Felix Klaassen


Felix obtained a BSc in Psychology and MSc in Cognitive Neuroscience at the Radboud University in Nijmegen. For his Master research, he joined the Donders Institute’s Predictive Brain lab headed by Prof. Floris de Lange, where he investigated the interaction between bottom-up attention and expectation. After completing his Master’s, Felix joined Prof. Alan Sanfey’s Decision Neuroscience lab as a Research Assistant (RA) and lab manager (also at the Donders). Here, he developed an interest in decision-making and became familiar with incorporating a variety of research methods, such as threat of shock, psychophysiology, and computational modeling. Following this novel interest, he then joined the EPAN lab as RA to set up the new Dare2Approach ERC-CoG project. Since 2019 he continues to work on this project as a PhD student.

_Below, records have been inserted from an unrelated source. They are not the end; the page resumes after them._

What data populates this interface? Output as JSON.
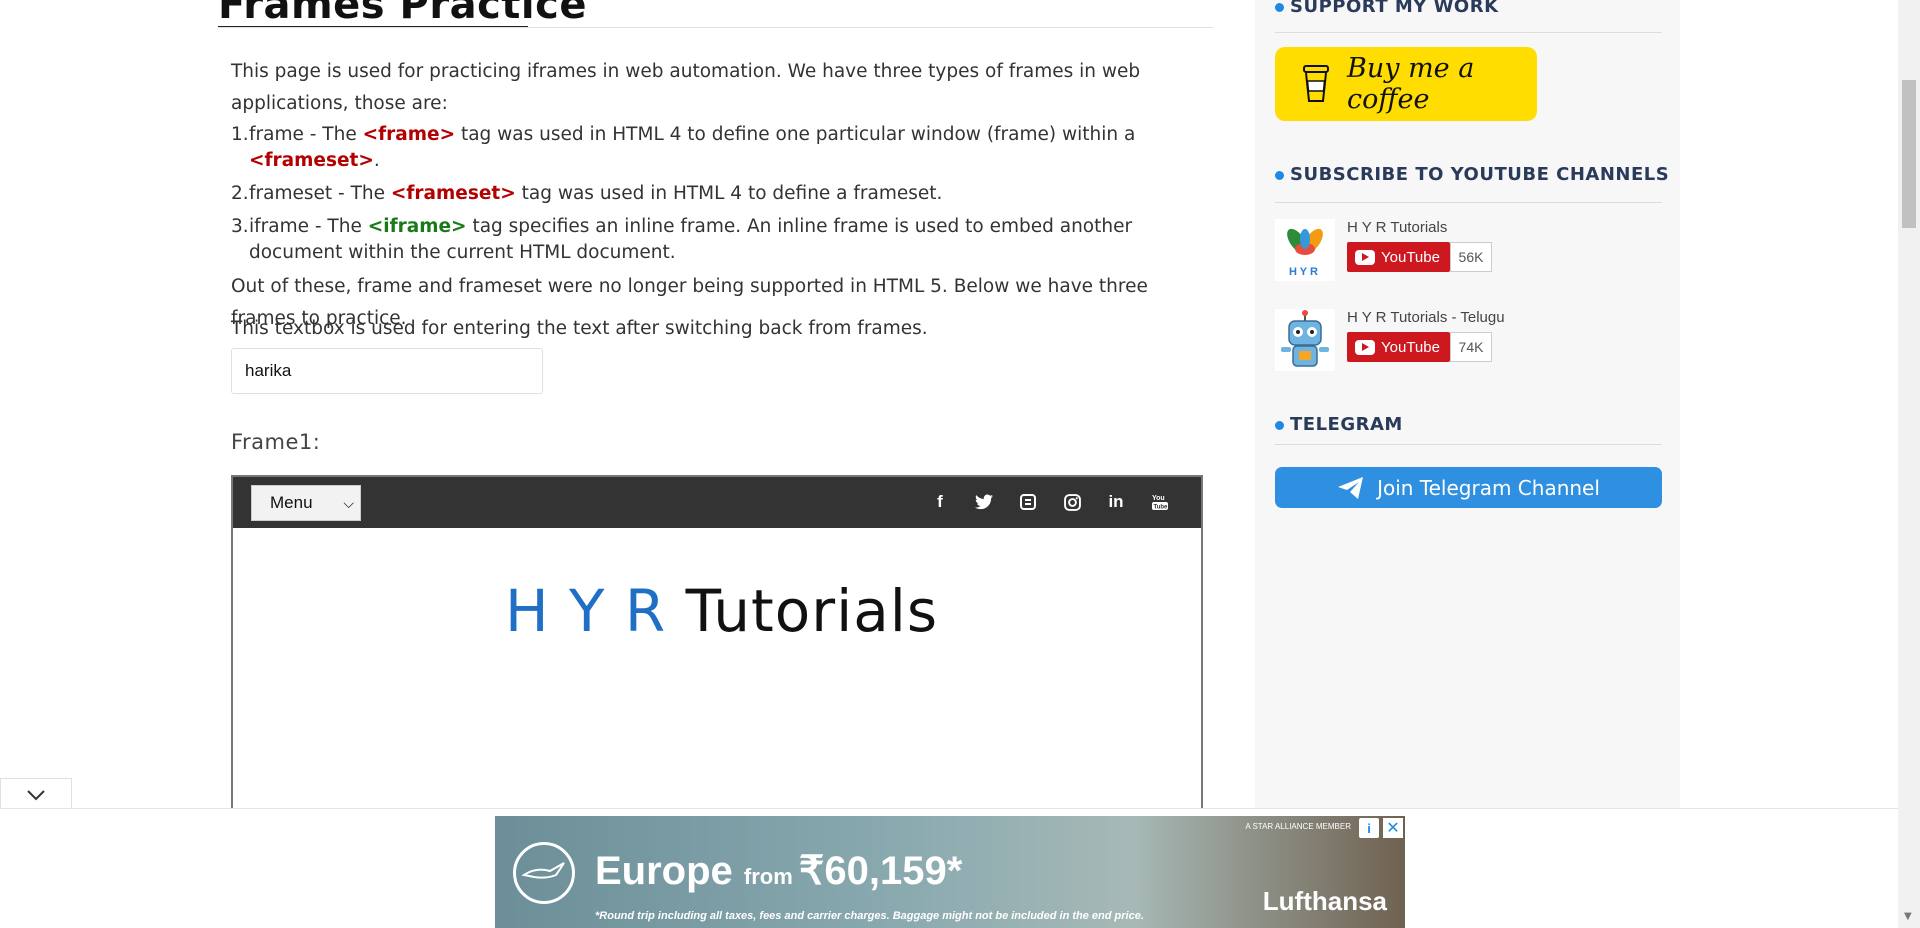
{
  "page": {
    "title": "Frames Practice"
  },
  "content": {
    "intro": "This page is used for practicing iframes in web automation. We have three types of frames in web applications, those are:",
    "items": [
      {
        "num": "1.",
        "pre": "frame - The ",
        "tag1": "<frame>",
        "mid": " tag was used in HTML 4 to define one particular window (frame) within a ",
        "tag2": "<frameset>",
        "post": "."
      },
      {
        "num": "2.",
        "pre": "frameset - The ",
        "tag1": "<frameset>",
        "mid": " tag was used in HTML 4 to define a frameset."
      },
      {
        "num": "3.",
        "pre": "iframe - The ",
        "tag1": "<iframe>",
        "mid": " tag specifies an inline frame. An inline frame is used to embed another document within the current HTML document."
      }
    ],
    "outro": "Out of these, frame and frameset were no longer being supported in HTML 5. Below we have three frames to practice.",
    "textbox_label": "This textbox is used for entering the text after switching back from frames.",
    "textbox_value": "harika",
    "frame_label": "Frame1:"
  },
  "frame1": {
    "menu_value": "Menu",
    "social_icons": [
      "facebook-icon",
      "twitter-icon",
      "blogger-icon",
      "instagram-icon",
      "linkedin-icon",
      "youtube-icon"
    ],
    "logo_hyr": "H Y R",
    "logo_tutorials": "Tutorials"
  },
  "sidebar": {
    "support_heading": "SUPPORT MY WORK",
    "coffee_label": "Buy me a coffee",
    "subscribe_heading": "SUBSCRIBE TO YOUTUBE CHANNELS",
    "channels": [
      {
        "name": "H Y R Tutorials",
        "button": "YouTube",
        "count": "56K"
      },
      {
        "name": "H Y R Tutorials - Telugu",
        "button": "YouTube",
        "count": "74K"
      }
    ],
    "telegram_heading": "TELEGRAM",
    "telegram_button": "Join Telegram Channel"
  },
  "ad": {
    "headline_1": "Europe ",
    "headline_from": "from ",
    "headline_price": "₹60,159*",
    "fine_print": "*Round trip including all taxes, fees and carrier charges. Baggage might not be included in the end price.",
    "member": "A STAR ALLIANCE MEMBER",
    "brand": "Lufthansa",
    "info_glyph": "i",
    "close_glyph": "✕"
  },
  "colors": {
    "accent": "#1e88e5",
    "tag_red": "#b30000",
    "tag_green": "#1a7a1a",
    "coffee_yellow": "#ffdd00",
    "youtube_red": "#cc181e",
    "telegram_blue": "#2f8fe0"
  }
}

During his PhD, he aims to study how transient psychophysiological states triggered by acute threat – such as freezing – affect decision-making. In his first study, he investigated the interaction between freezing (assessed through heart rate and body sway) and subjective value computations and passive/active avoidance tendencies. A second study further probing the neural computations underlying these relationships is underway.

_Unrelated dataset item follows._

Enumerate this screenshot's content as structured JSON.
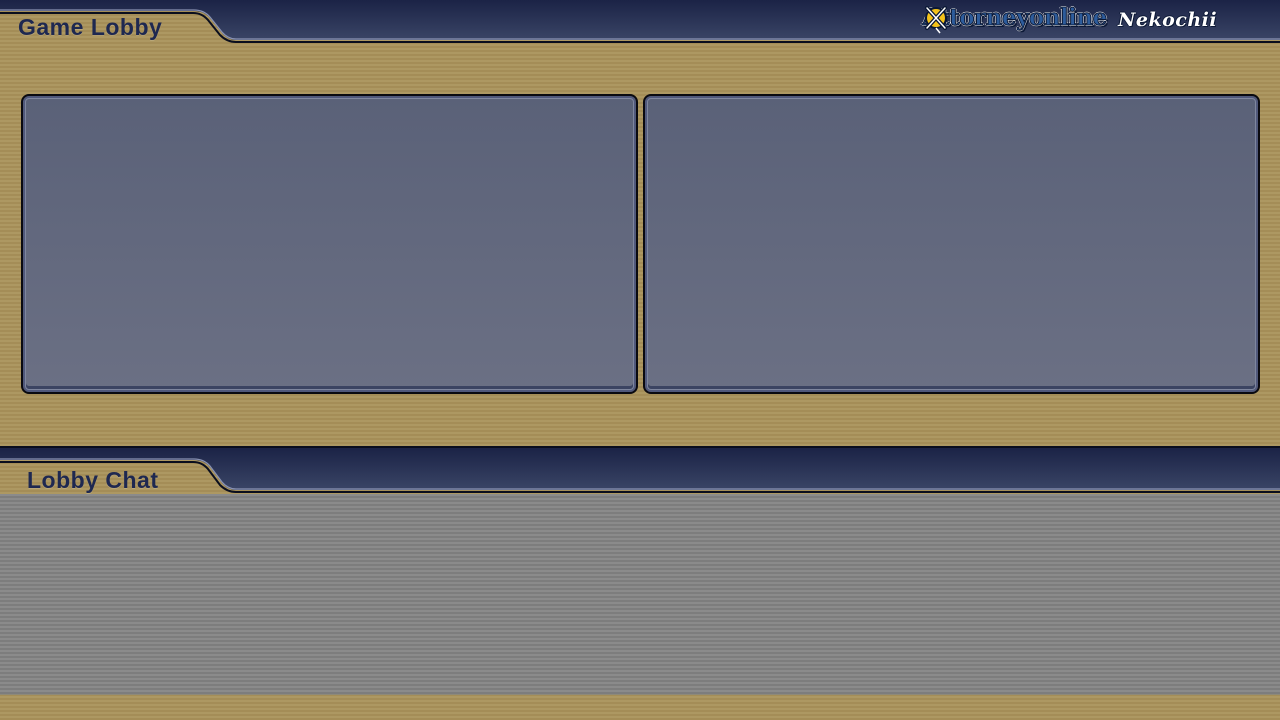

Klaassen F.H., Held L., Figner B., O’Reilly J.X., Klumpers F., de Voogd LD., & Roelofs K. (2020). Defensive freezing and its relation to approach-avoidance decision-making under threat. BioRxiv preprint. https://doi.org/10.1101/2021.01.29.428809

Van Baar, J.M., Klaassen F.H., Ricci, F., Chang, L.J., & Sanfey, A.G. (2020). Stable distribution of reciprocity motives in a population, Scientific Reports. 10, 18164. https://doi.org/10.1038/s41598-020-74818-y

Meijs, E., Klaassen, F.H., Bokeria, L., van Gaal, S., & de Lange, F.P. (2018). Cue predictability does not modulate bottom-up attentional capture, Royal Society Open Science. 5: 180524. https://dx.doi.org/10.1098/rsos.180524